(Excerpted records begins)
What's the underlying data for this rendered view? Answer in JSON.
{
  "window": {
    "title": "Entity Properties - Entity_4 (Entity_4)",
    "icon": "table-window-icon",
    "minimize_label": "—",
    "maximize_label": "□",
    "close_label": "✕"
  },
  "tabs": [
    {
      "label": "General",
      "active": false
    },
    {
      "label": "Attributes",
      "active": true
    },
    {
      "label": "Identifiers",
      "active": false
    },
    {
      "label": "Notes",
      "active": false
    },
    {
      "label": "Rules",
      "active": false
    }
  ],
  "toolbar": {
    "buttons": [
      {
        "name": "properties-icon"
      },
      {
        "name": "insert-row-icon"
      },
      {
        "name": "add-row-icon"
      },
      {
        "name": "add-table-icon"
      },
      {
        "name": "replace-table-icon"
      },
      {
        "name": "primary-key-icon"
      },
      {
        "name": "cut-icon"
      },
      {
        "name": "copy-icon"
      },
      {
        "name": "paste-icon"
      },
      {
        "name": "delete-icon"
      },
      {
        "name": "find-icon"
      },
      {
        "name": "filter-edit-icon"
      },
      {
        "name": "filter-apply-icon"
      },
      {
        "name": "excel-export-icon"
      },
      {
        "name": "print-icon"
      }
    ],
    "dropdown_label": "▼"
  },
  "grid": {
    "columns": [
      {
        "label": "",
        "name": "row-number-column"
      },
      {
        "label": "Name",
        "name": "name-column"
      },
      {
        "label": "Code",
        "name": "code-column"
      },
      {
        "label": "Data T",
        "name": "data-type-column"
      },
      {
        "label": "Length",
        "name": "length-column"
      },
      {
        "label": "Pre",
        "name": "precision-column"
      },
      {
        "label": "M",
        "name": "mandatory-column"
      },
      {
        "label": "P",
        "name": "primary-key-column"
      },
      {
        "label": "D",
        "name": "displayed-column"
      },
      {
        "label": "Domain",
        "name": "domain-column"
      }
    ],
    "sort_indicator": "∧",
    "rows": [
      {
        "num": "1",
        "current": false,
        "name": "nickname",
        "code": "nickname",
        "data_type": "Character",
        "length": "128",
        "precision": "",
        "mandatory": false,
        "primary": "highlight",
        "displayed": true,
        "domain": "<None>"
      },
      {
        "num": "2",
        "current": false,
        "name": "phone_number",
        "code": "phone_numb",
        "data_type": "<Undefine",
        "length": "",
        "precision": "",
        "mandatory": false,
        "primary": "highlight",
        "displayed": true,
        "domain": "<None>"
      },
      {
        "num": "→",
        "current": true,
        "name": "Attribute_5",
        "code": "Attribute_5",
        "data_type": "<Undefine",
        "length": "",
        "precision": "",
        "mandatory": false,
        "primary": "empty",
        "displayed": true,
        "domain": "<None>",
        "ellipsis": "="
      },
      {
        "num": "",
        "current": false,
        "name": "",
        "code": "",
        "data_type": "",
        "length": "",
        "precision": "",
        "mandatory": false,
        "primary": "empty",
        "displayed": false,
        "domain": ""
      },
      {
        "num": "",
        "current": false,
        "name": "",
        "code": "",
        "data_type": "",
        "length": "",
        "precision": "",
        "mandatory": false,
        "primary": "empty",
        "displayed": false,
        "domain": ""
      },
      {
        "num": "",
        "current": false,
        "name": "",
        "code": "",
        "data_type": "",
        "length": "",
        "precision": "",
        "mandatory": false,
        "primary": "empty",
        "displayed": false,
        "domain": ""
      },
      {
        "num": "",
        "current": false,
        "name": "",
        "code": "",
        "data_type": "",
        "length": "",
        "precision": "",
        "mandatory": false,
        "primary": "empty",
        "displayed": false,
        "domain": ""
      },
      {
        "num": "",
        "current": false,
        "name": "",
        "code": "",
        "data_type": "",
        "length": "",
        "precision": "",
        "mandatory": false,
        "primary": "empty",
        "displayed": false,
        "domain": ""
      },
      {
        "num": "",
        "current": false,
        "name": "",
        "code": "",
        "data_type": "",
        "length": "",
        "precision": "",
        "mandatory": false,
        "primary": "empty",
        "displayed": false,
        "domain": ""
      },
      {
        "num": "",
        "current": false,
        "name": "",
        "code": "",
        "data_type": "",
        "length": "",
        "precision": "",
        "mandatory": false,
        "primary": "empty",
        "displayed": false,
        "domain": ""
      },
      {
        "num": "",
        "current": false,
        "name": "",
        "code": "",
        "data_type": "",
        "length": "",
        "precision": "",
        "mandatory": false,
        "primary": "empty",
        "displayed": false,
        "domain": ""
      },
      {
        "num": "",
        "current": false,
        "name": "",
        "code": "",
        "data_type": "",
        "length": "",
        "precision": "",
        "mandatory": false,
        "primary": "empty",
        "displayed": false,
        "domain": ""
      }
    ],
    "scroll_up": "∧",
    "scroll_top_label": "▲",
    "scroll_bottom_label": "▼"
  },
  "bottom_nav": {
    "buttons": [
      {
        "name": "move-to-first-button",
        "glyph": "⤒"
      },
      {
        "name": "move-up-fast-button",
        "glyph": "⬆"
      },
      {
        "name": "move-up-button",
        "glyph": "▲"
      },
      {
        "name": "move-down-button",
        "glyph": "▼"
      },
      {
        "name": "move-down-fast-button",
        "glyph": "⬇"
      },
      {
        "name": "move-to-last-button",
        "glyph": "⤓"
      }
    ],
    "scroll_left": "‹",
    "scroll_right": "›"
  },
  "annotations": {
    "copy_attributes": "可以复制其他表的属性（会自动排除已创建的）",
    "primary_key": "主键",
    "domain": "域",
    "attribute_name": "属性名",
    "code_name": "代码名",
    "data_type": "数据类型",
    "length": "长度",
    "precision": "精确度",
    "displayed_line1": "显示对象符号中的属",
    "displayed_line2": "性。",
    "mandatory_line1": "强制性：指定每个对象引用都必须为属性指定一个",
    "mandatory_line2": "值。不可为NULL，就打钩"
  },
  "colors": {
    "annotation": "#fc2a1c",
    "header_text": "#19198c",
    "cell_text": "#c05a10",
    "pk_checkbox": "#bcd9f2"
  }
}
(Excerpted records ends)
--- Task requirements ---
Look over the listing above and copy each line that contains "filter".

--- Response ---
        "name": "filter-edit-icon"
        "name": "filter-apply-icon"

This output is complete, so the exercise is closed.